Instructions to follow:
Among the entries that follow, how many lines contain the string "label"? Write the number alone.

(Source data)
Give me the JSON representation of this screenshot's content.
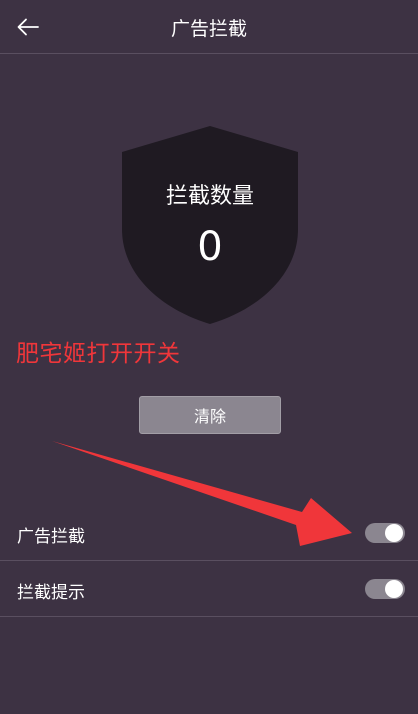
{
  "header": {
    "title": "广告拦截",
    "back_icon": "back-arrow-icon"
  },
  "shield": {
    "label": "拦截数量",
    "count": "0",
    "color": "#1f1a22"
  },
  "annotation": {
    "text": "肥宅姬打开开关",
    "color": "#f0363a"
  },
  "clear_button": {
    "label": "清除"
  },
  "settings": [
    {
      "label": "广告拦截",
      "enabled": true
    },
    {
      "label": "拦截提示",
      "enabled": true
    }
  ],
  "colors": {
    "background": "#3d3243",
    "divider": "#5a4f60",
    "toggle_track": "#8b8690",
    "arrow": "#f0363a"
  }
}
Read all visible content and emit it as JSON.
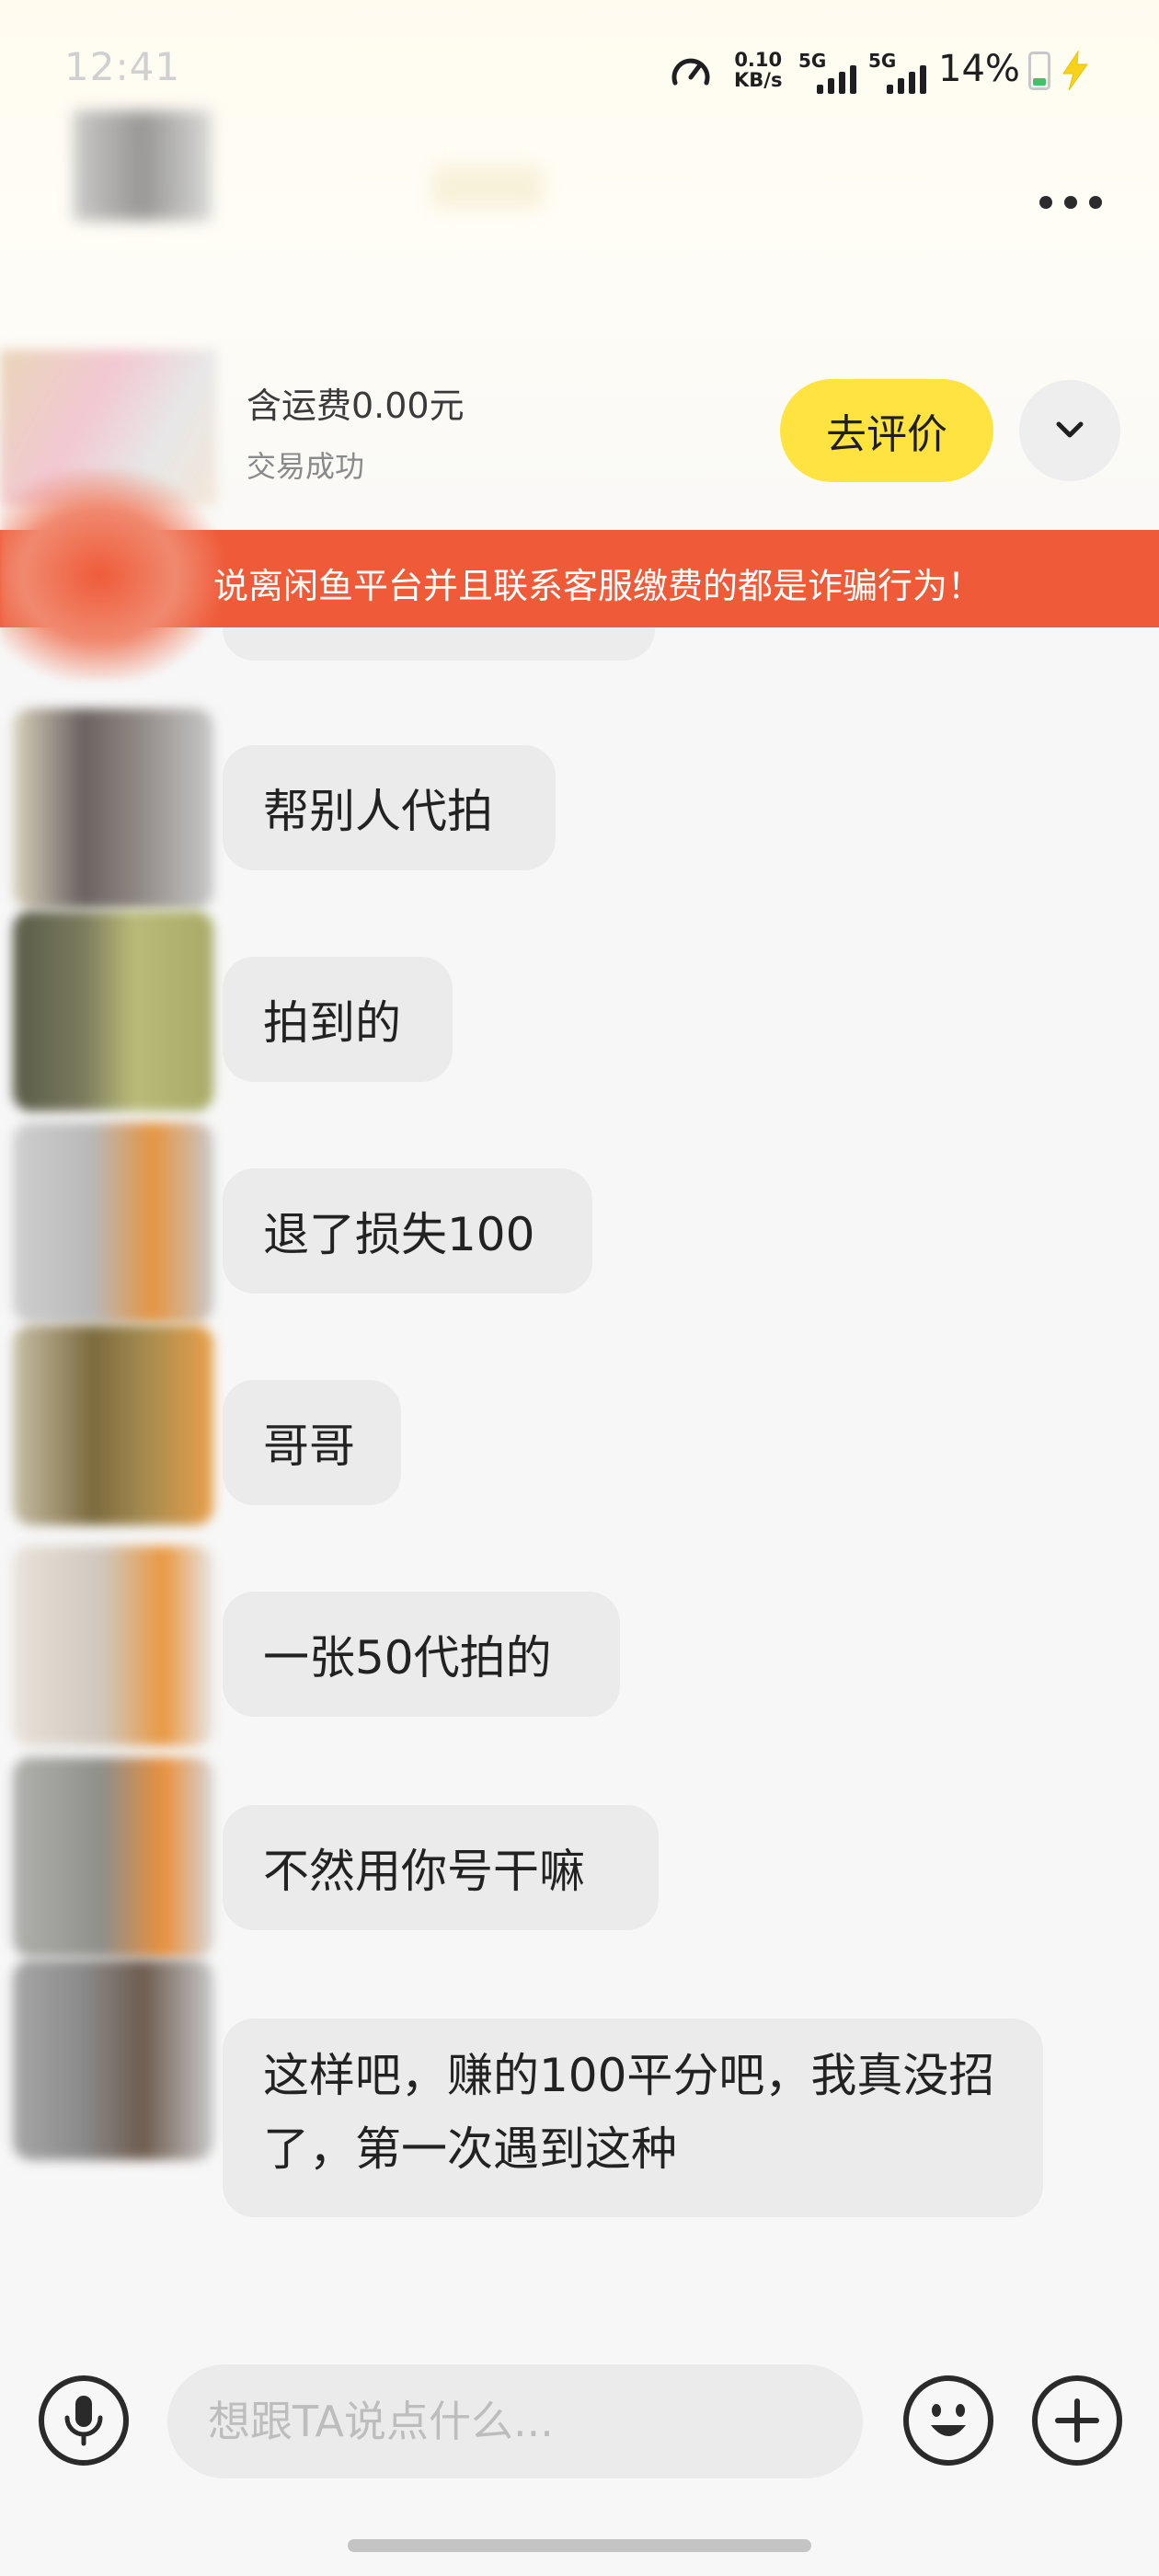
{
  "status_bar": {
    "time": "12:41",
    "net_speed_value": "0.10",
    "net_speed_unit": "KB/s",
    "sim1": "5G",
    "sim2": "5G",
    "battery": "14%"
  },
  "order": {
    "shipping_fee": "含运费0.00元",
    "status": "交易成功",
    "rate_button": "去评价"
  },
  "warning": {
    "text": "说离闲鱼平台并且联系客服缴费的都是诈骗行为！"
  },
  "messages": [
    {
      "text": "帮别人代拍"
    },
    {
      "text": "拍到的"
    },
    {
      "text": "退了损失100"
    },
    {
      "text": "哥哥"
    },
    {
      "text": "一张50代拍的"
    },
    {
      "text": "不然用你号干嘛"
    },
    {
      "text": "这样吧，赚的100平分吧，我真没招了，第一次遇到这种"
    }
  ],
  "input": {
    "placeholder": "想跟TA说点什么..."
  },
  "colors": {
    "accent_yellow": "#ffe341",
    "warning_red": "#ef5b39",
    "bubble_gray": "#ebebeb"
  }
}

Expected answer:
4